- _WORK TO COMPLETE_: Copy out all the records, word for word.
..............................
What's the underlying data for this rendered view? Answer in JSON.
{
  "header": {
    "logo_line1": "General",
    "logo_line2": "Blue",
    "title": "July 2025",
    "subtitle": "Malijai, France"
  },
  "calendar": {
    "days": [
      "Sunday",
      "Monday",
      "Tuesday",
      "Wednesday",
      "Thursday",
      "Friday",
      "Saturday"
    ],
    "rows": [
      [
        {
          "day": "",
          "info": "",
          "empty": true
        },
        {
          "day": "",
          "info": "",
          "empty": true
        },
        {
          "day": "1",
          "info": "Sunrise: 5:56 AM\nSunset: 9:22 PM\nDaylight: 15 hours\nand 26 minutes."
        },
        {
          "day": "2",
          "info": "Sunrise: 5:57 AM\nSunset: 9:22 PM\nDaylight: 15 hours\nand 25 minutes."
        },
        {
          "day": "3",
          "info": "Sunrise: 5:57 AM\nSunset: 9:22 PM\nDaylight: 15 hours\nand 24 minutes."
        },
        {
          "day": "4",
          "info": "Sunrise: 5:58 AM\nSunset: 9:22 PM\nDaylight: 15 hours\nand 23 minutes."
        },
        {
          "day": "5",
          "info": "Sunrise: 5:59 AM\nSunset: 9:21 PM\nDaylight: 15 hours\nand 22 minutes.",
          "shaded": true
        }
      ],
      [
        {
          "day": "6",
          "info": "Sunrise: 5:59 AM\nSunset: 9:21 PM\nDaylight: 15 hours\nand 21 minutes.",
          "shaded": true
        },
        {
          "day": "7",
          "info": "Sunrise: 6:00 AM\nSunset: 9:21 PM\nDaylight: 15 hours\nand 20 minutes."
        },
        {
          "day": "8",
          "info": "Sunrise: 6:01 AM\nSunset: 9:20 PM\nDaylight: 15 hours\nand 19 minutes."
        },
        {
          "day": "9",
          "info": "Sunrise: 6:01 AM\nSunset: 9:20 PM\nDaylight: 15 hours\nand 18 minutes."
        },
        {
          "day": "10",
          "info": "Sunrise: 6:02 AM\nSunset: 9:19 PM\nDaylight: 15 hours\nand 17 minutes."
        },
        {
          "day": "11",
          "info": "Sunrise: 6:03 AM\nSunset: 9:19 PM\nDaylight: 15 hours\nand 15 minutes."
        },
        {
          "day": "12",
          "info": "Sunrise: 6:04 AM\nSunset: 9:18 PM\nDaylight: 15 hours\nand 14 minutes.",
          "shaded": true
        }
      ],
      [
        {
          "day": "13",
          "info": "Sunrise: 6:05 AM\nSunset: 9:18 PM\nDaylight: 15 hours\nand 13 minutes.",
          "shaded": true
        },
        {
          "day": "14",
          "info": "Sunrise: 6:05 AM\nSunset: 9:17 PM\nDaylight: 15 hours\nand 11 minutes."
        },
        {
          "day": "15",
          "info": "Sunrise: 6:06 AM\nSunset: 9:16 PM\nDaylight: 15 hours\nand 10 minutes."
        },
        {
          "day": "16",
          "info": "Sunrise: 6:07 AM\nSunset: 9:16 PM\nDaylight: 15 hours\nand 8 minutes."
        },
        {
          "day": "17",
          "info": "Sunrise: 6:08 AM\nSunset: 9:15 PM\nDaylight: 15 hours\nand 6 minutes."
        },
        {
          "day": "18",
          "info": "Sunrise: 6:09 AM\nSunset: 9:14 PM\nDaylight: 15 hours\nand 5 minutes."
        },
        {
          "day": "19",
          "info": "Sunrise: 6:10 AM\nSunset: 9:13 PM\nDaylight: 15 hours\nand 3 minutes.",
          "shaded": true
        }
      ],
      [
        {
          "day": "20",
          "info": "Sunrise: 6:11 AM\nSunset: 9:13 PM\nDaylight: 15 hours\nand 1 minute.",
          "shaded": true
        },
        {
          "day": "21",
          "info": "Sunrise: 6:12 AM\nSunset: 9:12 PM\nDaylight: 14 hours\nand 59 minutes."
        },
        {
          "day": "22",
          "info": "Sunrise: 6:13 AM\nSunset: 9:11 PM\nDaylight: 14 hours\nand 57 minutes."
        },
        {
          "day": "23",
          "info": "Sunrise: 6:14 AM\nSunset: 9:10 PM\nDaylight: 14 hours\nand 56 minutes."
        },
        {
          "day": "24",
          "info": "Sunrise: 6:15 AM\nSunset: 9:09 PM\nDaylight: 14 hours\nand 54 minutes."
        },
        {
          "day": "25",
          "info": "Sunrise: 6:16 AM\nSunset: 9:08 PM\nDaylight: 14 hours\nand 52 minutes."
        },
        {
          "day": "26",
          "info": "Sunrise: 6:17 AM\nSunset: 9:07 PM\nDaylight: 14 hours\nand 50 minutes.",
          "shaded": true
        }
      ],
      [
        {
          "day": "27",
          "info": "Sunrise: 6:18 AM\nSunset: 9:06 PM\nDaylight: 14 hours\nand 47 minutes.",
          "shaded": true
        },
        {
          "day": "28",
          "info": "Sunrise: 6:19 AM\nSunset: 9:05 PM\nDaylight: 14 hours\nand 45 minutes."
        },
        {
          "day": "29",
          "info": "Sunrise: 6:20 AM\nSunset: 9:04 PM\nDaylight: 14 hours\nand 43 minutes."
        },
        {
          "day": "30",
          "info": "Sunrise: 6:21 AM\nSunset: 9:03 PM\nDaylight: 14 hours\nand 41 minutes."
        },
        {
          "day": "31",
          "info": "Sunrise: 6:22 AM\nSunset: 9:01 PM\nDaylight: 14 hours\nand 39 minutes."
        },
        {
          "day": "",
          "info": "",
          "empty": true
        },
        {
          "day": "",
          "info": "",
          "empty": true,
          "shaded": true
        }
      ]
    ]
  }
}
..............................
- _SOLUTION TO THE EXERCISE_:
What's the underlying data for this rendered view? Answer in JSON.
{
  "header": {
    "logo_line1": "General",
    "logo_line2": "Blue",
    "title": "July 2025",
    "subtitle": "Malijai, France"
  },
  "calendar": {
    "days": [
      "Sunday",
      "Monday",
      "Tuesday",
      "Wednesday",
      "Thursday",
      "Friday",
      "Saturday"
    ],
    "rows": [
      [
        {
          "day": "",
          "info": "",
          "empty": true
        },
        {
          "day": "",
          "info": "",
          "empty": true
        },
        {
          "day": "1",
          "info": "Sunrise: 5:56 AM\nSunset: 9:22 PM\nDaylight: 15 hours\nand 26 minutes."
        },
        {
          "day": "2",
          "info": "Sunrise: 5:57 AM\nSunset: 9:22 PM\nDaylight: 15 hours\nand 25 minutes."
        },
        {
          "day": "3",
          "info": "Sunrise: 5:57 AM\nSunset: 9:22 PM\nDaylight: 15 hours\nand 24 minutes."
        },
        {
          "day": "4",
          "info": "Sunrise: 5:58 AM\nSunset: 9:22 PM\nDaylight: 15 hours\nand 23 minutes."
        },
        {
          "day": "5",
          "info": "Sunrise: 5:59 AM\nSunset: 9:21 PM\nDaylight: 15 hours\nand 22 minutes.",
          "shaded": true
        }
      ],
      [
        {
          "day": "6",
          "info": "Sunrise: 5:59 AM\nSunset: 9:21 PM\nDaylight: 15 hours\nand 21 minutes.",
          "shaded": true
        },
        {
          "day": "7",
          "info": "Sunrise: 6:00 AM\nSunset: 9:21 PM\nDaylight: 15 hours\nand 20 minutes."
        },
        {
          "day": "8",
          "info": "Sunrise: 6:01 AM\nSunset: 9:20 PM\nDaylight: 15 hours\nand 19 minutes."
        },
        {
          "day": "9",
          "info": "Sunrise: 6:01 AM\nSunset: 9:20 PM\nDaylight: 15 hours\nand 18 minutes."
        },
        {
          "day": "10",
          "info": "Sunrise: 6:02 AM\nSunset: 9:19 PM\nDaylight: 15 hours\nand 17 minutes."
        },
        {
          "day": "11",
          "info": "Sunrise: 6:03 AM\nSunset: 9:19 PM\nDaylight: 15 hours\nand 15 minutes."
        },
        {
          "day": "12",
          "info": "Sunrise: 6:04 AM\nSunset: 9:18 PM\nDaylight: 15 hours\nand 14 minutes.",
          "shaded": true
        }
      ],
      [
        {
          "day": "13",
          "info": "Sunrise: 6:05 AM\nSunset: 9:18 PM\nDaylight: 15 hours\nand 13 minutes.",
          "shaded": true
        },
        {
          "day": "14",
          "info": "Sunrise: 6:05 AM\nSunset: 9:17 PM\nDaylight: 15 hours\nand 11 minutes."
        },
        {
          "day": "15",
          "info": "Sunrise: 6:06 AM\nSunset: 9:16 PM\nDaylight: 15 hours\nand 10 minutes."
        },
        {
          "day": "16",
          "info": "Sunrise: 6:07 AM\nSunset: 9:16 PM\nDaylight: 15 hours\nand 8 minutes."
        },
        {
          "day": "17",
          "info": "Sunrise: 6:08 AM\nSunset: 9:15 PM\nDaylight: 15 hours\nand 6 minutes."
        },
        {
          "day": "18",
          "info": "Sunrise: 6:09 AM\nSunset: 9:14 PM\nDaylight: 15 hours\nand 5 minutes."
        },
        {
          "day": "19",
          "info": "Sunrise: 6:10 AM\nSunset: 9:13 PM\nDaylight: 15 hours\nand 3 minutes.",
          "shaded": true
        }
      ],
      [
        {
          "day": "20",
          "info": "Sunrise: 6:11 AM\nSunset: 9:13 PM\nDaylight: 15 hours\nand 1 minute.",
          "shaded": true
        },
        {
          "day": "21",
          "info": "Sunrise: 6:12 AM\nSunset: 9:12 PM\nDaylight: 14 hours\nand 59 minutes."
        },
        {
          "day": "22",
          "info": "Sunrise: 6:13 AM\nSunset: 9:11 PM\nDaylight: 14 hours\nand 57 minutes."
        },
        {
          "day": "23",
          "info": "Sunrise: 6:14 AM\nSunset: 9:10 PM\nDaylight: 14 hours\nand 56 minutes."
        },
        {
          "day": "24",
          "info": "Sunrise: 6:15 AM\nSunset: 9:09 PM\nDaylight: 14 hours\nand 54 minutes."
        },
        {
          "day": "25",
          "info": "Sunrise: 6:16 AM\nSunset: 9:08 PM\nDaylight: 14 hours\nand 52 minutes."
        },
        {
          "day": "26",
          "info": "Sunrise: 6:17 AM\nSunset: 9:07 PM\nDaylight: 14 hours\nand 50 minutes.",
          "shaded": true
        }
      ],
      [
        {
          "day": "27",
          "info": "Sunrise: 6:18 AM\nSunset: 9:06 PM\nDaylight: 14 hours\nand 47 minutes.",
          "shaded": true
        },
        {
          "day": "28",
          "info": "Sunrise: 6:19 AM\nSunset: 9:05 PM\nDaylight: 14 hours\nand 45 minutes."
        },
        {
          "day": "29",
          "info": "Sunrise: 6:20 AM\nSunset: 9:04 PM\nDaylight: 14 hours\nand 43 minutes."
        },
        {
          "day": "30",
          "info": "Sunrise: 6:21 AM\nSunset: 9:03 PM\nDaylight: 14 hours\nand 41 minutes."
        },
        {
          "day": "31",
          "info": "Sunrise: 6:22 AM\nSunset: 9:01 PM\nDaylight: 14 hours\nand 39 minutes."
        },
        {
          "day": "",
          "info": "",
          "empty": true
        },
        {
          "day": "",
          "info": "",
          "empty": true,
          "shaded": true
        }
      ]
    ]
  }
}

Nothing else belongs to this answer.